** SOURCE MATERIAL follows **

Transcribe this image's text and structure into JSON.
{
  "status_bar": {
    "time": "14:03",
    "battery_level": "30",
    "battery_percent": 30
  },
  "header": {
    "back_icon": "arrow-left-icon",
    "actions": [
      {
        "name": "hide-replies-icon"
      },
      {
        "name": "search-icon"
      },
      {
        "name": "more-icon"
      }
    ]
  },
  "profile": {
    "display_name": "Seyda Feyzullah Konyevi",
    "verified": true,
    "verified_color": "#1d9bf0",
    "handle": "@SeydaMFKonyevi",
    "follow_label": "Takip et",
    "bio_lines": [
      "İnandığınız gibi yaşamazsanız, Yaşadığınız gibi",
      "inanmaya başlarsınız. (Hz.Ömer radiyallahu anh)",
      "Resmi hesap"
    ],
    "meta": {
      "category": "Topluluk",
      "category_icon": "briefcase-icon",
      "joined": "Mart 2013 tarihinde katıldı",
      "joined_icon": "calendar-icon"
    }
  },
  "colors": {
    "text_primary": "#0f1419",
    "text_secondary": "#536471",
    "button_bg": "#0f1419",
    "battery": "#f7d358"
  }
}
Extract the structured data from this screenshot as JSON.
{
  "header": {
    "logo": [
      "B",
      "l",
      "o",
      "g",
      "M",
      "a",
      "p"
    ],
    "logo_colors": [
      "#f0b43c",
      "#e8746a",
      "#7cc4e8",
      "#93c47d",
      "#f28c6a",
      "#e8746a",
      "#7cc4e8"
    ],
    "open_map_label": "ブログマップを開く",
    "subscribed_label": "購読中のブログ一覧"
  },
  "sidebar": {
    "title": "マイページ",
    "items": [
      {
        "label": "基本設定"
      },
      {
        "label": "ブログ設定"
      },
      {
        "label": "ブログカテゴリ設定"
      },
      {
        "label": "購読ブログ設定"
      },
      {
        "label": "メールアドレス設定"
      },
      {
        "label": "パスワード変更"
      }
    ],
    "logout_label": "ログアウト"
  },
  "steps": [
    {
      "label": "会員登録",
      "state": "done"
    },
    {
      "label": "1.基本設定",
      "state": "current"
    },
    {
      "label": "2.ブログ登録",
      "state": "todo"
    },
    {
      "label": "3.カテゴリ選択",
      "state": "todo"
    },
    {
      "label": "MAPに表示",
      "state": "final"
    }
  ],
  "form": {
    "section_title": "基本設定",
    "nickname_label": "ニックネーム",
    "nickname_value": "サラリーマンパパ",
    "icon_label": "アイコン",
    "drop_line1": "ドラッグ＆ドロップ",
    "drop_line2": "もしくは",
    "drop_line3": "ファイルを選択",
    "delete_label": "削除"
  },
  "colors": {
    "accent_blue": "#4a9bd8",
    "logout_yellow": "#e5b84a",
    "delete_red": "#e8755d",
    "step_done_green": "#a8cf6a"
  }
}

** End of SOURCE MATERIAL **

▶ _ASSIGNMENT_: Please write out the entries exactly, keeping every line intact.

▶ _THE ANSWER_:
Transcribe this image's text and structure into JSON.
{
  "status_bar": {
    "time": "14:03",
    "battery_level": "30",
    "battery_percent": 30
  },
  "header": {
    "back_icon": "arrow-left-icon",
    "actions": [
      {
        "name": "hide-replies-icon"
      },
      {
        "name": "search-icon"
      },
      {
        "name": "more-icon"
      }
    ]
  },
  "profile": {
    "display_name": "Seyda Feyzullah Konyevi",
    "verified": true,
    "verified_color": "#1d9bf0",
    "handle": "@SeydaMFKonyevi",
    "follow_label": "Takip et",
    "bio_lines": [
      "İnandığınız gibi yaşamazsanız, Yaşadığınız gibi",
      "inanmaya başlarsınız. (Hz.Ömer radiyallahu anh)",
      "Resmi hesap"
    ],
    "meta": {
      "category": "Topluluk",
      "category_icon": "briefcase-icon",
      "joined": "Mart 2013 tarihinde katıldı",
      "joined_icon": "calendar-icon"
    }
  },
  "colors": {
    "text_primary": "#0f1419",
    "text_secondary": "#536471",
    "button_bg": "#0f1419",
    "battery": "#f7d358"
  }
}
Extract the structured data from this screenshot as JSON.
{
  "header": {
    "logo": [
      "B",
      "l",
      "o",
      "g",
      "M",
      "a",
      "p"
    ],
    "logo_colors": [
      "#f0b43c",
      "#e8746a",
      "#7cc4e8",
      "#93c47d",
      "#f28c6a",
      "#e8746a",
      "#7cc4e8"
    ],
    "open_map_label": "ブログマップを開く",
    "subscribed_label": "購読中のブログ一覧"
  },
  "sidebar": {
    "title": "マイページ",
    "items": [
      {
        "label": "基本設定"
      },
      {
        "label": "ブログ設定"
      },
      {
        "label": "ブログカテゴリ設定"
      },
      {
        "label": "購読ブログ設定"
      },
      {
        "label": "メールアドレス設定"
      },
      {
        "label": "パスワード変更"
      }
    ],
    "logout_label": "ログアウト"
  },
  "steps": [
    {
      "label": "会員登録",
      "state": "done"
    },
    {
      "label": "1.基本設定",
      "state": "current"
    },
    {
      "label": "2.ブログ登録",
      "state": "todo"
    },
    {
      "label": "3.カテゴリ選択",
      "state": "todo"
    },
    {
      "label": "MAPに表示",
      "state": "final"
    }
  ],
  "form": {
    "section_title": "基本設定",
    "nickname_label": "ニックネーム",
    "nickname_value": "サラリーマンパパ",
    "icon_label": "アイコン",
    "drop_line1": "ドラッグ＆ドロップ",
    "drop_line2": "もしくは",
    "drop_line3": "ファイルを選択",
    "delete_label": "削除"
  },
  "colors": {
    "accent_blue": "#4a9bd8",
    "logout_yellow": "#e5b84a",
    "delete_red": "#e8755d",
    "step_done_green": "#a8cf6a"
  }
}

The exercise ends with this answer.